• **Exercise details**:
This exercise calls for every record to be set down exactly.

• **Dataset entries**:
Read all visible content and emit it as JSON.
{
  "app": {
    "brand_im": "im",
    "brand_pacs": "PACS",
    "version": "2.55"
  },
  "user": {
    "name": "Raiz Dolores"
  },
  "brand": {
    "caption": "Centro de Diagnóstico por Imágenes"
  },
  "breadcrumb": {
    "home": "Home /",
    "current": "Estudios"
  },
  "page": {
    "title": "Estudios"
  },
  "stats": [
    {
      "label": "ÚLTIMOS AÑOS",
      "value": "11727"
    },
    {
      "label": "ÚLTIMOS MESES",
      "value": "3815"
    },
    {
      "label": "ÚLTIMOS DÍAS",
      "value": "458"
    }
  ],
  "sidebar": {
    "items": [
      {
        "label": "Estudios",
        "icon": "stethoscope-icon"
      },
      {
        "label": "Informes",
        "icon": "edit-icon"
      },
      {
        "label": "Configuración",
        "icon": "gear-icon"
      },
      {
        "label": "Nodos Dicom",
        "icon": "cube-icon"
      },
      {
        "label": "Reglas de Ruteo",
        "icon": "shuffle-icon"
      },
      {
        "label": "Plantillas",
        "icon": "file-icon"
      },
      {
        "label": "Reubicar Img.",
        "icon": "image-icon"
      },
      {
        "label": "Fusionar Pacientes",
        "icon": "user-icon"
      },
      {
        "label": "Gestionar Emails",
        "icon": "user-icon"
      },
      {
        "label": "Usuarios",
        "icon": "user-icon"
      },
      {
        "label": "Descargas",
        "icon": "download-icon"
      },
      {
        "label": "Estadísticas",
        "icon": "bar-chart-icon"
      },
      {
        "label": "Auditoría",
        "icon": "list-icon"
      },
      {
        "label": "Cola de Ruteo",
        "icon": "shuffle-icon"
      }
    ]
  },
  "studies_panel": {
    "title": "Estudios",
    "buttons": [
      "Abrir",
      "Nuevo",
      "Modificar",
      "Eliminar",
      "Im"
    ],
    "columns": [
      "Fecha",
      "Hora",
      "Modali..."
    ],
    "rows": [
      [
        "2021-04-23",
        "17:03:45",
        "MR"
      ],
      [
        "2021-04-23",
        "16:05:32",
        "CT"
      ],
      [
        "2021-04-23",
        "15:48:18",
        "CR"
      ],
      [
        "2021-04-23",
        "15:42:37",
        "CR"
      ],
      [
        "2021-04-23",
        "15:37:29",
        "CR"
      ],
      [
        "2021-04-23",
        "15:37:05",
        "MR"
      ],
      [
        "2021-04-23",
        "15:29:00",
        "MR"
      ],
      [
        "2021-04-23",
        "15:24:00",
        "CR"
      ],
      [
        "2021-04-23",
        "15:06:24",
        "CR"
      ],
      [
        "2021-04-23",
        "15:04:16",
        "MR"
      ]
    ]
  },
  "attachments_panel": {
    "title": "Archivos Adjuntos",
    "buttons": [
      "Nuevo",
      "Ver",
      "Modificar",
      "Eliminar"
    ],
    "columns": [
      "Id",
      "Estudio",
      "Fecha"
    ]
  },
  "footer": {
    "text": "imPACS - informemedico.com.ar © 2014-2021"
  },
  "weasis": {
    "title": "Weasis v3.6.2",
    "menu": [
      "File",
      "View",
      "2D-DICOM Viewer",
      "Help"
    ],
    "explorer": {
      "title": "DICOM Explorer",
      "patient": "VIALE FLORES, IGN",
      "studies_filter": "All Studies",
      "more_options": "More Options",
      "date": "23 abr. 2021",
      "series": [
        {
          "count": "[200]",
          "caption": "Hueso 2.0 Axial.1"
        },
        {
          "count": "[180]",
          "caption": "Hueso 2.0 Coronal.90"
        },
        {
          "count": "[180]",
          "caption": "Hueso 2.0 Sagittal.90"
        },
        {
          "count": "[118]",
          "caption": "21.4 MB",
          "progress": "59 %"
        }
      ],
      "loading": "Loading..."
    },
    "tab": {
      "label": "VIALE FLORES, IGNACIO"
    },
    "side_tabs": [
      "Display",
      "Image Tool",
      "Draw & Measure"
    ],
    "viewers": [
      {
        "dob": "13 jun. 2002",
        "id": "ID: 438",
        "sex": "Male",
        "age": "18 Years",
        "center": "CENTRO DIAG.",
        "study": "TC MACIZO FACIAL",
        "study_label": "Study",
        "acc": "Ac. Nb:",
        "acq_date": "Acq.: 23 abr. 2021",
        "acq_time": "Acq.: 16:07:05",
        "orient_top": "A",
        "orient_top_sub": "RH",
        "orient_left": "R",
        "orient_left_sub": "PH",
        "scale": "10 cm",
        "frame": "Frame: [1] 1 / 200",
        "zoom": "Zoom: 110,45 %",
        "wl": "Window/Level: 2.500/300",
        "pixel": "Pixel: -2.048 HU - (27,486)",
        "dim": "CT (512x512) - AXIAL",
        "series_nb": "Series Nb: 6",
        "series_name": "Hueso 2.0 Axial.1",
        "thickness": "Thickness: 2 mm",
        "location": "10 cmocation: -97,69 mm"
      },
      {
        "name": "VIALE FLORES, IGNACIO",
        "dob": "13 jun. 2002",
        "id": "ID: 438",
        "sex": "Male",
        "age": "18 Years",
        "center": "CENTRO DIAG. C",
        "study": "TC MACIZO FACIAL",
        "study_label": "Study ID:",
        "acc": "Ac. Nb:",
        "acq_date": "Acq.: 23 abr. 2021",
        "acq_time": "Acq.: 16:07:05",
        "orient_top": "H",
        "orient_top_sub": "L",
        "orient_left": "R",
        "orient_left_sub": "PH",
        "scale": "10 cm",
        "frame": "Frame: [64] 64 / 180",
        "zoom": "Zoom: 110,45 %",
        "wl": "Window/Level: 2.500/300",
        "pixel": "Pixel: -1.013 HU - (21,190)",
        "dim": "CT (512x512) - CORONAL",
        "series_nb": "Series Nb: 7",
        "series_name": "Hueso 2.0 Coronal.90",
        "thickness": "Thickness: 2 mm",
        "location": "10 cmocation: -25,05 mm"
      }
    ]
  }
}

• **The completed task**:
Read all visible content and emit it as JSON.
{
  "app": {
    "brand_im": "im",
    "brand_pacs": "PACS",
    "version": "2.55"
  },
  "user": {
    "name": "Raiz Dolores"
  },
  "brand": {
    "caption": "Centro de Diagnóstico por Imágenes"
  },
  "breadcrumb": {
    "home": "Home /",
    "current": "Estudios"
  },
  "page": {
    "title": "Estudios"
  },
  "stats": [
    {
      "label": "ÚLTIMOS AÑOS",
      "value": "11727"
    },
    {
      "label": "ÚLTIMOS MESES",
      "value": "3815"
    },
    {
      "label": "ÚLTIMOS DÍAS",
      "value": "458"
    }
  ],
  "sidebar": {
    "items": [
      {
        "label": "Estudios",
        "icon": "stethoscope-icon"
      },
      {
        "label": "Informes",
        "icon": "edit-icon"
      },
      {
        "label": "Configuración",
        "icon": "gear-icon"
      },
      {
        "label": "Nodos Dicom",
        "icon": "cube-icon"
      },
      {
        "label": "Reglas de Ruteo",
        "icon": "shuffle-icon"
      },
      {
        "label": "Plantillas",
        "icon": "file-icon"
      },
      {
        "label": "Reubicar Img.",
        "icon": "image-icon"
      },
      {
        "label": "Fusionar Pacientes",
        "icon": "user-icon"
      },
      {
        "label": "Gestionar Emails",
        "icon": "user-icon"
      },
      {
        "label": "Usuarios",
        "icon": "user-icon"
      },
      {
        "label": "Descargas",
        "icon": "download-icon"
      },
      {
        "label": "Estadísticas",
        "icon": "bar-chart-icon"
      },
      {
        "label": "Auditoría",
        "icon": "list-icon"
      },
      {
        "label": "Cola de Ruteo",
        "icon": "shuffle-icon"
      }
    ]
  },
  "studies_panel": {
    "title": "Estudios",
    "buttons": [
      "Abrir",
      "Nuevo",
      "Modificar",
      "Eliminar",
      "Im"
    ],
    "columns": [
      "Fecha",
      "Hora",
      "Modali..."
    ],
    "rows": [
      [
        "2021-04-23",
        "17:03:45",
        "MR"
      ],
      [
        "2021-04-23",
        "16:05:32",
        "CT"
      ],
      [
        "2021-04-23",
        "15:48:18",
        "CR"
      ],
      [
        "2021-04-23",
        "15:42:37",
        "CR"
      ],
      [
        "2021-04-23",
        "15:37:29",
        "CR"
      ],
      [
        "2021-04-23",
        "15:37:05",
        "MR"
      ],
      [
        "2021-04-23",
        "15:29:00",
        "MR"
      ],
      [
        "2021-04-23",
        "15:24:00",
        "CR"
      ],
      [
        "2021-04-23",
        "15:06:24",
        "CR"
      ],
      [
        "2021-04-23",
        "15:04:16",
        "MR"
      ]
    ]
  },
  "attachments_panel": {
    "title": "Archivos Adjuntos",
    "buttons": [
      "Nuevo",
      "Ver",
      "Modificar",
      "Eliminar"
    ],
    "columns": [
      "Id",
      "Estudio",
      "Fecha"
    ]
  },
  "footer": {
    "text": "imPACS - informemedico.com.ar © 2014-2021"
  },
  "weasis": {
    "title": "Weasis v3.6.2",
    "menu": [
      "File",
      "View",
      "2D-DICOM Viewer",
      "Help"
    ],
    "explorer": {
      "title": "DICOM Explorer",
      "patient": "VIALE FLORES, IGN",
      "studies_filter": "All Studies",
      "more_options": "More Options",
      "date": "23 abr. 2021",
      "series": [
        {
          "count": "[200]",
          "caption": "Hueso 2.0 Axial.1"
        },
        {
          "count": "[180]",
          "caption": "Hueso 2.0 Coronal.90"
        },
        {
          "count": "[180]",
          "caption": "Hueso 2.0 Sagittal.90"
        },
        {
          "count": "[118]",
          "caption": "21.4 MB",
          "progress": "59 %"
        }
      ],
      "loading": "Loading..."
    },
    "tab": {
      "label": "VIALE FLORES, IGNACIO"
    },
    "side_tabs": [
      "Display",
      "Image Tool",
      "Draw & Measure"
    ],
    "viewers": [
      {
        "dob": "13 jun. 2002",
        "id": "ID: 438",
        "sex": "Male",
        "age": "18 Years",
        "center": "CENTRO DIAG.",
        "study": "TC MACIZO FACIAL",
        "study_label": "Study",
        "acc": "Ac. Nb:",
        "acq_date": "Acq.: 23 abr. 2021",
        "acq_time": "Acq.: 16:07:05",
        "orient_top": "A",
        "orient_top_sub": "RH",
        "orient_left": "R",
        "orient_left_sub": "PH",
        "scale": "10 cm",
        "frame": "Frame: [1] 1 / 200",
        "zoom": "Zoom: 110,45 %",
        "wl": "Window/Level: 2.500/300",
        "pixel": "Pixel: -2.048 HU - (27,486)",
        "dim": "CT (512x512) - AXIAL",
        "series_nb": "Series Nb: 6",
        "series_name": "Hueso 2.0 Axial.1",
        "thickness": "Thickness: 2 mm",
        "location": "10 cmocation: -97,69 mm"
      },
      {
        "name": "VIALE FLORES, IGNACIO",
        "dob": "13 jun. 2002",
        "id": "ID: 438",
        "sex": "Male",
        "age": "18 Years",
        "center": "CENTRO DIAG. C",
        "study": "TC MACIZO FACIAL",
        "study_label": "Study ID:",
        "acc": "Ac. Nb:",
        "acq_date": "Acq.: 23 abr. 2021",
        "acq_time": "Acq.: 16:07:05",
        "orient_top": "H",
        "orient_top_sub": "L",
        "orient_left": "R",
        "orient_left_sub": "PH",
        "scale": "10 cm",
        "frame": "Frame: [64] 64 / 180",
        "zoom": "Zoom: 110,45 %",
        "wl": "Window/Level: 2.500/300",
        "pixel": "Pixel: -1.013 HU - (21,190)",
        "dim": "CT (512x512) - CORONAL",
        "series_nb": "Series Nb: 7",
        "series_name": "Hueso 2.0 Coronal.90",
        "thickness": "Thickness: 2 mm",
        "location": "10 cmocation: -25,05 mm"
      }
    ]
  }
}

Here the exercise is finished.